**REQUIRED WORK**
Using the data below, return all lines in which "instagram" appears.

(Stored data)
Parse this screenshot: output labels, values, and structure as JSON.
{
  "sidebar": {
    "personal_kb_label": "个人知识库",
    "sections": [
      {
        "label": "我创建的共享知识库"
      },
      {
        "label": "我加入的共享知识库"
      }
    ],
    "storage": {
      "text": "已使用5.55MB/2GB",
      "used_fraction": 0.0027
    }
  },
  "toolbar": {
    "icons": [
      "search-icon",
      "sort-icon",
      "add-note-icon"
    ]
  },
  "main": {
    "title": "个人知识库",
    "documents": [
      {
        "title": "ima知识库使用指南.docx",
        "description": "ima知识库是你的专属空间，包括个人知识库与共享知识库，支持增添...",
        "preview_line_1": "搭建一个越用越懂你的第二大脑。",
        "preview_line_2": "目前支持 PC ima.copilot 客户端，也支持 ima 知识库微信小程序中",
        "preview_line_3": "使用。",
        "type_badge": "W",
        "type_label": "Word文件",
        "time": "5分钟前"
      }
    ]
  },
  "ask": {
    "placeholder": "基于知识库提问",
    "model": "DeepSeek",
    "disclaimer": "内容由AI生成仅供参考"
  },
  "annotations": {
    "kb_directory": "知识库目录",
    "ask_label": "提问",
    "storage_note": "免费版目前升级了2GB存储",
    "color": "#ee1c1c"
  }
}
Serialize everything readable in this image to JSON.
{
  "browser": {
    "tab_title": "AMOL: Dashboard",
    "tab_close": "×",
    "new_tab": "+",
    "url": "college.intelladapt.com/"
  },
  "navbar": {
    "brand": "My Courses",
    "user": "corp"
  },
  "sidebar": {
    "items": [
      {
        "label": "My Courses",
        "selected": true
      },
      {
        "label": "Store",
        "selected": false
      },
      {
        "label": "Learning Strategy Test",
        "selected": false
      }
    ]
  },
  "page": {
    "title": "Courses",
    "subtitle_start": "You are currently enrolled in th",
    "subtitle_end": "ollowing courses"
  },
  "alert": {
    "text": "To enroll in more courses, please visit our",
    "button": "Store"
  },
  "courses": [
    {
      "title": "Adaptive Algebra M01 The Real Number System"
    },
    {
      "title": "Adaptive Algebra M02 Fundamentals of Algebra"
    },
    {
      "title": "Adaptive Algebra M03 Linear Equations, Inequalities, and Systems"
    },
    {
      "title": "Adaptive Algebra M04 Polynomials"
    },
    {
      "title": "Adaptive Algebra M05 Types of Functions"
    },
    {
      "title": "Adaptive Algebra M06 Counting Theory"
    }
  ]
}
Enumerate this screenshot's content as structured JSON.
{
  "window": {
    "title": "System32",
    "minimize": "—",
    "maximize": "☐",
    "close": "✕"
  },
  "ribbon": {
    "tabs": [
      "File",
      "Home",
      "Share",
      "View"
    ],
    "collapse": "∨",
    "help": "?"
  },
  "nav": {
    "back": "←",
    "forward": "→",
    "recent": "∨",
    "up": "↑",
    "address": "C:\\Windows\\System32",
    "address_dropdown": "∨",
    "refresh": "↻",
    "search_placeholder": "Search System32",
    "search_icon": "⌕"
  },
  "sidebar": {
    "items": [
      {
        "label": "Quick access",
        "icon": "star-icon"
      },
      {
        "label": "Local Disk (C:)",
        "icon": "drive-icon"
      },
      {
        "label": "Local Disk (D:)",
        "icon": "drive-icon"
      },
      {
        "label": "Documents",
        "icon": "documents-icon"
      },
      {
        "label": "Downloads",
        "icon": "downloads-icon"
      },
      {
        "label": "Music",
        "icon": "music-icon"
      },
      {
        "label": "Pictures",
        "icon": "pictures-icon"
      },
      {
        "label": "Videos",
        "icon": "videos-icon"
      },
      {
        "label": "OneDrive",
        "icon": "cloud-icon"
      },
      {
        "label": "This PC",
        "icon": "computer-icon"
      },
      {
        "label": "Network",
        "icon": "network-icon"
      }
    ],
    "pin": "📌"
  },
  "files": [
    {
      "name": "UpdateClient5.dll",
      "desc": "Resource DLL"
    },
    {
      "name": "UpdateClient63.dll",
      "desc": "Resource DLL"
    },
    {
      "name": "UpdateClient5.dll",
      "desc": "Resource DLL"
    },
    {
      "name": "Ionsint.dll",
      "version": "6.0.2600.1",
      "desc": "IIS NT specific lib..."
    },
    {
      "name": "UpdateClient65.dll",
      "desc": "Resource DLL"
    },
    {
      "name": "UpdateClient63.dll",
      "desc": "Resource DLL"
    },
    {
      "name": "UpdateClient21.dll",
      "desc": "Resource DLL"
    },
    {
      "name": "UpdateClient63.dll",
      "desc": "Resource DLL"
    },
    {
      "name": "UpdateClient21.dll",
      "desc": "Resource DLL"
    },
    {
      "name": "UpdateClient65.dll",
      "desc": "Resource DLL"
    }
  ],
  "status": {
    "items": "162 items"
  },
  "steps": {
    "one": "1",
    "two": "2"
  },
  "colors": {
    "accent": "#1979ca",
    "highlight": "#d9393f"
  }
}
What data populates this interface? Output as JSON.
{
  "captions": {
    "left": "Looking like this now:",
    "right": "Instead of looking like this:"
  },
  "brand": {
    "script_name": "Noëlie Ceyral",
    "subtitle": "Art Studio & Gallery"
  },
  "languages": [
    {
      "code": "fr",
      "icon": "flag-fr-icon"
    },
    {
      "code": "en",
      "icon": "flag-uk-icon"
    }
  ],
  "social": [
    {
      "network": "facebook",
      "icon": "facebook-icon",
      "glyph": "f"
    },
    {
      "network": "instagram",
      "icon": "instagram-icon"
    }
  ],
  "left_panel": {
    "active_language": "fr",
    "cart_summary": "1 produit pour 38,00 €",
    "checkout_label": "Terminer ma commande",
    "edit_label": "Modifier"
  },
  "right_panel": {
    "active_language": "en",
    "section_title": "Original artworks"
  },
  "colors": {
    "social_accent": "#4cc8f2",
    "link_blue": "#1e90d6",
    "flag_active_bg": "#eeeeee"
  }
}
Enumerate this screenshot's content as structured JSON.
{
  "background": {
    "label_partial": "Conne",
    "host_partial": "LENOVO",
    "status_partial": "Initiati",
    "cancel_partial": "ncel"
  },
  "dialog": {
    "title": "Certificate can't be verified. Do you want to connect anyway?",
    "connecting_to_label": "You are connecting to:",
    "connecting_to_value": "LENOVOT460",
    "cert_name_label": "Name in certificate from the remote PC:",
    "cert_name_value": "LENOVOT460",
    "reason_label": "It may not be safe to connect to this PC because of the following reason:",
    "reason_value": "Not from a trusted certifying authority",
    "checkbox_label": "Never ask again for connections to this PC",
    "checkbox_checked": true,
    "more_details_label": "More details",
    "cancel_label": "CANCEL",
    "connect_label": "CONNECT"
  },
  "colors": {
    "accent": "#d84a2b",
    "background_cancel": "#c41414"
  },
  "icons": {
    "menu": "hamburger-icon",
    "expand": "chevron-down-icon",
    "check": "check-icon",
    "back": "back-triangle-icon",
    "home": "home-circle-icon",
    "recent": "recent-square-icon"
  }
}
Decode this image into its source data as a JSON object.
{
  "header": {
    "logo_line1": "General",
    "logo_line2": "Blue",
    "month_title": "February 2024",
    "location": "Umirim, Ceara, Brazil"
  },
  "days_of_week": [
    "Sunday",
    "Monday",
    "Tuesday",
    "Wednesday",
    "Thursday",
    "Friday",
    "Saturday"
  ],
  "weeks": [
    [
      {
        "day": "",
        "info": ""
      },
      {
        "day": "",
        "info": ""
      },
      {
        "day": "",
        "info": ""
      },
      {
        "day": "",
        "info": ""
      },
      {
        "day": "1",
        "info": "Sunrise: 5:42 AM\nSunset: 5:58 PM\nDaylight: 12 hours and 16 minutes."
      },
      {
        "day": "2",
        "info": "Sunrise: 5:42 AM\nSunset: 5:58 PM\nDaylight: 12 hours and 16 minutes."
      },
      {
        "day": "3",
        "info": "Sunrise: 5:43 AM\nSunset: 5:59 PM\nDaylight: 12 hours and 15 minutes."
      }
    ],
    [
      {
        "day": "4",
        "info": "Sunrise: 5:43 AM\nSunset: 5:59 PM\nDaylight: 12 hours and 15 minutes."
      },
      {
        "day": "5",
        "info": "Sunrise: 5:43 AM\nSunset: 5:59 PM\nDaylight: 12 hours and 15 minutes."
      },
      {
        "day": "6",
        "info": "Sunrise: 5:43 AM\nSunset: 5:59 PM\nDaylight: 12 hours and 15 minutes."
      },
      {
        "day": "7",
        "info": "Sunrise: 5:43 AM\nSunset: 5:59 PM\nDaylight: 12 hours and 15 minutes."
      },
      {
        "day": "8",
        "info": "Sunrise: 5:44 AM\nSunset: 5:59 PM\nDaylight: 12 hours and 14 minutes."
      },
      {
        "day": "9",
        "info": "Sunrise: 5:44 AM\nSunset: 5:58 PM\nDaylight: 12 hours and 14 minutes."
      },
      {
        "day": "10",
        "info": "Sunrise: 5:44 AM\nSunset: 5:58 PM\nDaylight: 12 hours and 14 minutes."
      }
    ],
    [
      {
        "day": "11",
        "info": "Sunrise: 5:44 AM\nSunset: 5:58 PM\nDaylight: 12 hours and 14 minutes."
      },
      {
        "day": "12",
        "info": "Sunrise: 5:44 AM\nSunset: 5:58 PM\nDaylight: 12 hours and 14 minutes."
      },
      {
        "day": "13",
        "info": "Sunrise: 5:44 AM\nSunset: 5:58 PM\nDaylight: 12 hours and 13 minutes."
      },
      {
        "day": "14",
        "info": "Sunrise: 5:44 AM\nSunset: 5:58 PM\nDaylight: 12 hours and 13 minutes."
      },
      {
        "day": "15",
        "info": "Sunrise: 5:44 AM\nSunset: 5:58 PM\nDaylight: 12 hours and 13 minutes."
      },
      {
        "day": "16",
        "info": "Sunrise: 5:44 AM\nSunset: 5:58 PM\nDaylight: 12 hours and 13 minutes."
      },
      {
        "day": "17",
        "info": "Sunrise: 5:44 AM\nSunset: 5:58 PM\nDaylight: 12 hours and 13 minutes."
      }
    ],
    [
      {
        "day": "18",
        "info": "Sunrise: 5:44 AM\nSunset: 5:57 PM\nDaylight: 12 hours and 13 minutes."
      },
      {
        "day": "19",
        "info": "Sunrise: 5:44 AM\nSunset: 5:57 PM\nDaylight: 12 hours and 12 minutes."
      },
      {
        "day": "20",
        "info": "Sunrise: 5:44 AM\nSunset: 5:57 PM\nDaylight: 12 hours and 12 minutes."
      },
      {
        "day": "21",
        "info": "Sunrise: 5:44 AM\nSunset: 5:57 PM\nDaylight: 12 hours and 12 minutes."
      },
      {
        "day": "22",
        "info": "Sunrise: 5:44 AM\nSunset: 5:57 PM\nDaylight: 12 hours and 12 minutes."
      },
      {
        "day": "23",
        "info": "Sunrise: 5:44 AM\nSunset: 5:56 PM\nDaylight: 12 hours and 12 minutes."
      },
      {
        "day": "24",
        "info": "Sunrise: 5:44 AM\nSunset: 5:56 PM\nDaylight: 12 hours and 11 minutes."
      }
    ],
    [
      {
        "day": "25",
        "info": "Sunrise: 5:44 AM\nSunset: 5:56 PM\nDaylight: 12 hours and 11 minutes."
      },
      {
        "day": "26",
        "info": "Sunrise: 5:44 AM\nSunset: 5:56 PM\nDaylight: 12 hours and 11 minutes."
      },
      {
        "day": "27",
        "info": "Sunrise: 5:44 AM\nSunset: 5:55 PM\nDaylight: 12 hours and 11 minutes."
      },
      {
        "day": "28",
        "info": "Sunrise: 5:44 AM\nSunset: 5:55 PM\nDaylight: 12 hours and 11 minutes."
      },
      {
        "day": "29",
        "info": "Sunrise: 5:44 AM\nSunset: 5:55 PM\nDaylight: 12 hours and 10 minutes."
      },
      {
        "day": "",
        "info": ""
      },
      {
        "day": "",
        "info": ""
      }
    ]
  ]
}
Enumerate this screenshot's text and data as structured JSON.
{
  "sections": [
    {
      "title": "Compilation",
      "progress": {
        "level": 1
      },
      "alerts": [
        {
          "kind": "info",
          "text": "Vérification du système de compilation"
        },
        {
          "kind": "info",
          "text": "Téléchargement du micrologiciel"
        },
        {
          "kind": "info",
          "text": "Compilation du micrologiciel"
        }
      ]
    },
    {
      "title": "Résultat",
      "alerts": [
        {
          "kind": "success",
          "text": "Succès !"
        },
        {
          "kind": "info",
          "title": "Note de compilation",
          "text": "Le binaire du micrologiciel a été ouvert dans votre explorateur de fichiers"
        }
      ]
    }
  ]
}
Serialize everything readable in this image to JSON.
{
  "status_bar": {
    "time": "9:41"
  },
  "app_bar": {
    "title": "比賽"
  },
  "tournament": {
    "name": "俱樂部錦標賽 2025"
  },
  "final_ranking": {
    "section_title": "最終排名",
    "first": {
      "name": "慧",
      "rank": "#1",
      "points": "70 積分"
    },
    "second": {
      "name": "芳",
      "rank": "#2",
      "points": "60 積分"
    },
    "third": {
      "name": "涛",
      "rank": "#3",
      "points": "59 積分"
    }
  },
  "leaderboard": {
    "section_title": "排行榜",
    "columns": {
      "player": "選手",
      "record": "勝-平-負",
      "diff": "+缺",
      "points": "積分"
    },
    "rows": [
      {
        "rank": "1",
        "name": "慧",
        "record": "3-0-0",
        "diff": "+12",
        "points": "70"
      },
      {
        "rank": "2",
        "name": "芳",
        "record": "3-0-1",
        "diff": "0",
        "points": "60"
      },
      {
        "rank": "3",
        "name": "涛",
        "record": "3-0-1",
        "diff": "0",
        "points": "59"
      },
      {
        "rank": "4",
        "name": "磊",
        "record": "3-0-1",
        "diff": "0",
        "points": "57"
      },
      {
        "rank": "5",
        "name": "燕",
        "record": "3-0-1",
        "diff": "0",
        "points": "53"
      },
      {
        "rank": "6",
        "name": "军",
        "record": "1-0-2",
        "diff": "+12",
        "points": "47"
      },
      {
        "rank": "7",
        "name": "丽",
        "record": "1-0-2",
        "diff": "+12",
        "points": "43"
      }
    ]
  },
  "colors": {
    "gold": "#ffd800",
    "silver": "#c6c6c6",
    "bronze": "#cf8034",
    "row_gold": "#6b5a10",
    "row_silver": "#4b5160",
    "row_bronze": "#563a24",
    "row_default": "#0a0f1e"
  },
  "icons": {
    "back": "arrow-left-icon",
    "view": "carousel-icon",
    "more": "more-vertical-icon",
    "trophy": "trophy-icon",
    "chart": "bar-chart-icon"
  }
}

**TASK RESPONSE**
      "network": "instagram",
      "icon": "instagram-icon"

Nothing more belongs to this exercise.